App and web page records
+ + + + + + +

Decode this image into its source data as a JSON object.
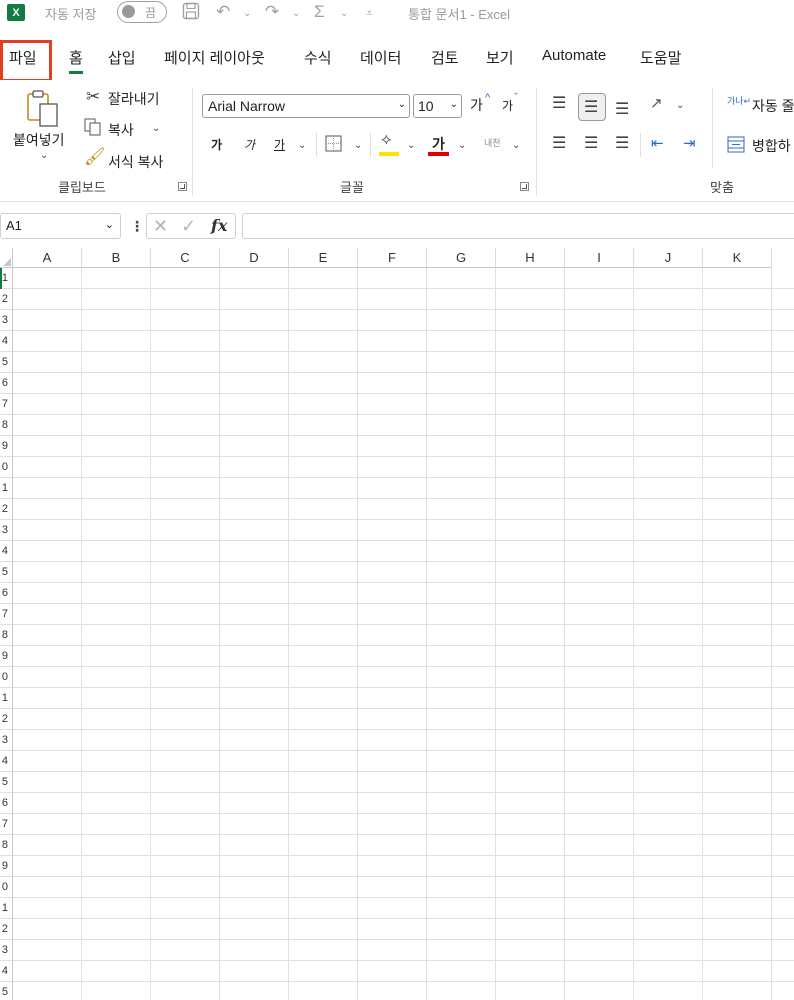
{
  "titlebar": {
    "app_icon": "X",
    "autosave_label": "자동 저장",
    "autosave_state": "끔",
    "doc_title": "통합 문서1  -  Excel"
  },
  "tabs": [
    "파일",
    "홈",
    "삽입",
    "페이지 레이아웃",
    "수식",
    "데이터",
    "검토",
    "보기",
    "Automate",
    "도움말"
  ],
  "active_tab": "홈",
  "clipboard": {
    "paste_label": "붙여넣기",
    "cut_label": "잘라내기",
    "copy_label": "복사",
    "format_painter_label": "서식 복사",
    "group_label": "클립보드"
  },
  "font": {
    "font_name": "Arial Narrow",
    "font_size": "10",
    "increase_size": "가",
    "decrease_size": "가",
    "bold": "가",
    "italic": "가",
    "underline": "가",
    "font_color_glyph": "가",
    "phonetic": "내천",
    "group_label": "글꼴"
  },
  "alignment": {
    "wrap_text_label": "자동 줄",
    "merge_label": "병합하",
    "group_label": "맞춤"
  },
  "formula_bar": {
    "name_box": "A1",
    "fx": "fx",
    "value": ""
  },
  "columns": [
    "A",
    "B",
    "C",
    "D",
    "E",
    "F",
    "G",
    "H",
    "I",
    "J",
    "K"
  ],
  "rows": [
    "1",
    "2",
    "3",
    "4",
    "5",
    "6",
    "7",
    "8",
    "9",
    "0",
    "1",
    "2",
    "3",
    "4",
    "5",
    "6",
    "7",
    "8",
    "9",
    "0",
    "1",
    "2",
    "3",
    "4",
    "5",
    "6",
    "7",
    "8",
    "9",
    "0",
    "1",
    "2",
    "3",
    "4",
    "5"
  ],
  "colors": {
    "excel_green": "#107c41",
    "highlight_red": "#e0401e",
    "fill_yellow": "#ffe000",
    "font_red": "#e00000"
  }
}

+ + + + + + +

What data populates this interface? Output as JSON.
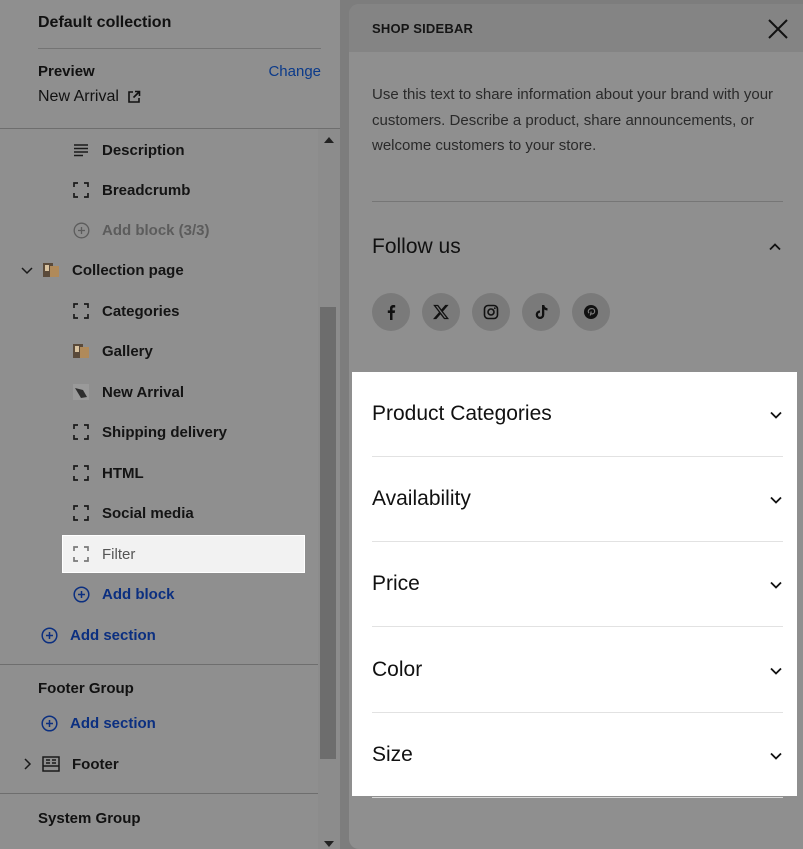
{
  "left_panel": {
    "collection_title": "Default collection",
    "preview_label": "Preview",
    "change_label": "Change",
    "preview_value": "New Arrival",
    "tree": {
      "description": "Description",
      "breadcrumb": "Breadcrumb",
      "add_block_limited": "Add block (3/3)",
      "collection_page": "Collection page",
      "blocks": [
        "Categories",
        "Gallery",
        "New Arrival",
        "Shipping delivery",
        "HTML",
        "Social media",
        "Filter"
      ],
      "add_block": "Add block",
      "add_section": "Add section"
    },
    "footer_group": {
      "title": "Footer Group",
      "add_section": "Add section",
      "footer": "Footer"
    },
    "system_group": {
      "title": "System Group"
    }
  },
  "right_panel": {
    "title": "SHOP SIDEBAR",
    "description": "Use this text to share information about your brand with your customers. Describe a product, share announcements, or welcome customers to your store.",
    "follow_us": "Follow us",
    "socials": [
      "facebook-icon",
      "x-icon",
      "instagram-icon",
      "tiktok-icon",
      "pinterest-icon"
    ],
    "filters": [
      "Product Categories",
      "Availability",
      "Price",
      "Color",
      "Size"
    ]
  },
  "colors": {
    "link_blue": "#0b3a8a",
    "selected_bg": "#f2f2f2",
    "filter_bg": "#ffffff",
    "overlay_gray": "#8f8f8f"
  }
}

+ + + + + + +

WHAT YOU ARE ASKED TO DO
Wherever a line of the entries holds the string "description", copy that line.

FINAL ANSWER
      "description": "Description",
    "description": "Use this text to share information about your brand with your customers. Describe a product, share announcements, or welcome customers to your store.",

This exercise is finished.